### What is required
Only lines with the string "Warp" are wanted. Pull them out of the data.

Data entries
######

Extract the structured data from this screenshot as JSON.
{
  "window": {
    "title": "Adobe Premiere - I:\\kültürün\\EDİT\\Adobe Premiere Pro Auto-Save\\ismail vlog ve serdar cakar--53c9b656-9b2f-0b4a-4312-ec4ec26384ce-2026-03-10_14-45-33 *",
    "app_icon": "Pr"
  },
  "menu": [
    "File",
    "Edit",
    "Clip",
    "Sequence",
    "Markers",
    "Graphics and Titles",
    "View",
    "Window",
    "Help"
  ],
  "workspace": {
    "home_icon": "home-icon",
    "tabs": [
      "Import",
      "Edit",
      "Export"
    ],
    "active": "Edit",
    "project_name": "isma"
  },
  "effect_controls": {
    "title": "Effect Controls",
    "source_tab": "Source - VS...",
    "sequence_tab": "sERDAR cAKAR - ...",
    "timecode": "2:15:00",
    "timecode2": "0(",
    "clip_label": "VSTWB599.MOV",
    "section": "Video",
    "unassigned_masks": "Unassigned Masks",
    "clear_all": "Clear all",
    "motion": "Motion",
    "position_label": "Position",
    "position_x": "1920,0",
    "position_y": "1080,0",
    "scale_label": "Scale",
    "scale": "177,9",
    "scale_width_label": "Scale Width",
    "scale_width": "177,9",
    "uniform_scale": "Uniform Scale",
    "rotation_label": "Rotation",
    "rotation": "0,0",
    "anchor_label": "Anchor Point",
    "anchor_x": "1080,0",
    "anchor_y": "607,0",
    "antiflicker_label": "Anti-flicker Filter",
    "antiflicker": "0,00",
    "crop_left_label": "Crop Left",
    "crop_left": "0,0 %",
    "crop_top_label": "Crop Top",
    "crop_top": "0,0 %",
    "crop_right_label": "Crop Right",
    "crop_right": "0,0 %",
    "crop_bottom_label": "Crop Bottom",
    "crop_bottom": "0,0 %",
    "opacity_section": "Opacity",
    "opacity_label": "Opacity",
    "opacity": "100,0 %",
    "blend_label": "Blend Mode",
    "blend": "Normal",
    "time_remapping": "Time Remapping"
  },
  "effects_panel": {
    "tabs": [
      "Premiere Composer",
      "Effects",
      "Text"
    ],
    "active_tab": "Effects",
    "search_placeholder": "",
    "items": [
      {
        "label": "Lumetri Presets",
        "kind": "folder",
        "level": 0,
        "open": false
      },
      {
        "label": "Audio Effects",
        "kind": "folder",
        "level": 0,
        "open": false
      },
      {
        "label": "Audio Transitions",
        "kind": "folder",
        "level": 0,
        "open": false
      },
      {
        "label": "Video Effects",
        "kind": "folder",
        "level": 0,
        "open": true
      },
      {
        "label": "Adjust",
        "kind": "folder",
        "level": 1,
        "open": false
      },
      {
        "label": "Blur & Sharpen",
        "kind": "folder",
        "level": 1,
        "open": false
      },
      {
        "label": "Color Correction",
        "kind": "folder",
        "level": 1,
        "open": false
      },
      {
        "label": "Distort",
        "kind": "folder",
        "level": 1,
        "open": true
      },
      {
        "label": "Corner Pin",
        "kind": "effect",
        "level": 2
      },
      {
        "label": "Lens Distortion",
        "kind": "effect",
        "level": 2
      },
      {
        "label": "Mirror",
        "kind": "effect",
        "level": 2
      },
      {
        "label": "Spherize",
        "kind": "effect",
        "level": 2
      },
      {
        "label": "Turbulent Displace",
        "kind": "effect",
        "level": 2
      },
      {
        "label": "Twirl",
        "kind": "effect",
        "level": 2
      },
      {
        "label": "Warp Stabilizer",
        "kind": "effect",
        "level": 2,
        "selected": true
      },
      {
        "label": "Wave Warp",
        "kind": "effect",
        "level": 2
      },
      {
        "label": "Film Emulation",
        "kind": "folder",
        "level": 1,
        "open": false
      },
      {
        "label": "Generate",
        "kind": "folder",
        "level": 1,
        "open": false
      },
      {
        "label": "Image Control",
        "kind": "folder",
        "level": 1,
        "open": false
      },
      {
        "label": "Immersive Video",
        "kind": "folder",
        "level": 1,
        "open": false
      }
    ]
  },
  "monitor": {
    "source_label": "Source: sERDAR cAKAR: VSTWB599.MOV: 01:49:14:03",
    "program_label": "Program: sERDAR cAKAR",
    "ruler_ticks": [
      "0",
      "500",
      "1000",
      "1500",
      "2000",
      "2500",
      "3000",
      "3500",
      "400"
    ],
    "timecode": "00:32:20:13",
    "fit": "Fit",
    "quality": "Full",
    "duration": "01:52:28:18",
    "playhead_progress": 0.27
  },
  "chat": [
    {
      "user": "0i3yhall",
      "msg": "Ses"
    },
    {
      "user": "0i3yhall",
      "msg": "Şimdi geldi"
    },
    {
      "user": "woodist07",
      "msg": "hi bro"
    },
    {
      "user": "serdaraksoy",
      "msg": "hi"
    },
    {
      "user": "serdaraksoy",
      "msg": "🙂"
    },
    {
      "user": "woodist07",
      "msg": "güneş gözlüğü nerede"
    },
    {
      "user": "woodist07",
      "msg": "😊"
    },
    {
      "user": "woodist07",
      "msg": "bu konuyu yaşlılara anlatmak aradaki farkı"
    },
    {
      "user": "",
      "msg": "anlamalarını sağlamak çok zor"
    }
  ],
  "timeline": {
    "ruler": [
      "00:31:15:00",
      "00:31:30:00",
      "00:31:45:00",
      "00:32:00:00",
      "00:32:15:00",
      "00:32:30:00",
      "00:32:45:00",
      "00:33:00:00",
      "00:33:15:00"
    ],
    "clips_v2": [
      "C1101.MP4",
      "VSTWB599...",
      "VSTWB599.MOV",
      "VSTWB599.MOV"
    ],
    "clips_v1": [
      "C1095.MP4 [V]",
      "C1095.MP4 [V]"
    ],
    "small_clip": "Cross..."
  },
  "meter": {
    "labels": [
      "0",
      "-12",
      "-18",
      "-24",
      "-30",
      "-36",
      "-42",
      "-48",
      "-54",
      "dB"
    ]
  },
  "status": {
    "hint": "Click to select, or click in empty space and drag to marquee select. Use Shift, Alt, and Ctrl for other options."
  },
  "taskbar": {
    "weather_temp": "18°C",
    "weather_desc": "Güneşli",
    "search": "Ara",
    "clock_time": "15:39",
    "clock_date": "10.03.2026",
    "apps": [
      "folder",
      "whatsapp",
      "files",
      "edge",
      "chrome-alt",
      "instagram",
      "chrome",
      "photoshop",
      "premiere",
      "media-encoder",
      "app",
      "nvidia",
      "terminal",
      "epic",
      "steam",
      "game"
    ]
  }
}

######

### Solution for this task
        "label": "Warp Stabilizer",
        "label": "Wave Warp",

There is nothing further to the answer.